The fashion designer Raimund Berthold has been dressing the art world for almost a decade. His sharp, largely monochrome outfits are coveted by artists and dealers alike, while his campaigns are marked by art collaborations. This autumn, the Austrian, London-based designer launches Core, a “non-gendered and non-seasonal” capsule collection all in black. It is released online, allowing Berthold to dodge the tireless fashion treadmill of churning out more than four collections a year. “It just felt unsustainable and an old-fashioned way of doing the cycle,” he says. It also freed up his time to “link up with interesting people, including the art world”. We talk to Berthold about his contemporary art collection and the artists he believes are on-trend this season.
The Art Newspaper: What was the first work you bought?
Raimund Berthold: I started collecting with my partner around ten years ago. I was living in New York at the time, spending a lot of time walking around the galleries in Chelsea. We found these Andy Warhol prints for the flat I was moving into; that’s how we suddenly went very contemporary with what we were buying. We had a Greta Garbo, a Mao and a Paramount.
What is your most recent purchase?
We recently bought a Franz West; it’s an amazing piece that I’m very happy with. It’s one of his papier-mâché pieces on a metal stand, in shocking yellow. We also bought an Issy Wood and a Kaari Upson. I’m a big fan of Wood: she’s definitely one to watch. Issy’s piece is a painting on velvet, a fly made out of balloons—basically a fly on velvet. Upson’s is all black: a standing piece made of charcoal and Aqua-Resin. It’s a painting that you can lean against the wall.
What is your most valuable work?
I think it’s probably an Isa Genzken sculpture made of concrete.
If money were no object, what would be your dream purchase?
I’m not that humble, so it would have to be Rudolf Stingel’s entire show at the Fondation Beyeler in Basel, Switzerland! Or the Sarah Lucas show at the New Museum in New York; I’ve been dreaming about both of those shows, I thought they were amazing. I loved the Stingel show. It really hit home; it just made me really happy and emotional. The same was true for the Lucas show: it was so fun and serious and silly and beautiful. It just pushed every single button for me.

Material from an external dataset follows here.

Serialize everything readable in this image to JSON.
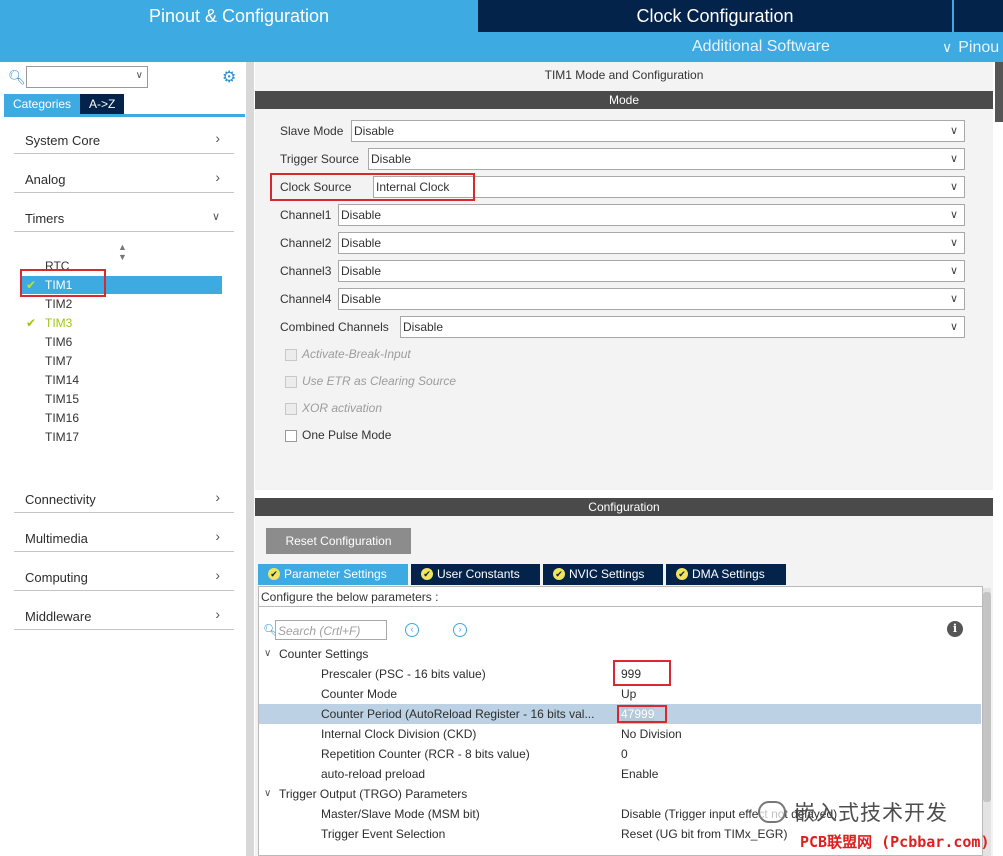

If your house were on fire, which work would you save?
This is impossible to answer. I would probably just have to let everything burn down. They would all have to die and live in my memory. I would definitely save my partner first and then watch all the little art children die. It would be a really sad day.
Which work in your collection requires the most maintenance?
We have one work by Korakrit Arunanondchai, which contains live cacti: they need a bit of care. I’m not a plant or animal person at all, so this really freaked me out. But they’re actually super easy as it turns out. Anything electronic is always a bit of an issue; installations that include anything electric, like videos in some kind of special screen, often go wrong.
Where is the most surprising place you have displayed a work?
Probably [London’s] Old Vic theatre. We’re patrons of the Old Vic and we had a big painting that was 3m x 3m by Mary Weatherford. Instead of it going to storage, the Old Vic said they’d love to have it and hang it in their staircase. It has just come down because the theatre is going through a major refurbishment at the moment.
Which artists, dead or alive, would you invite to your dream dinner party?
It would have to be fun, so I can see someone like Franz West, who would just be kind of mad, but also Tracey Emin: she would be fun because she has a lot of opinions. Then also someone like Leonardo da Vinci—just from a completely different world and century—would be really fascinating. I’d love to have them all!
Which purchase do you most regret?
I’m not a regretful person. I only regret what I haven’t bought, or missed out on. I haven’t regretted anything and that’s the honest truth.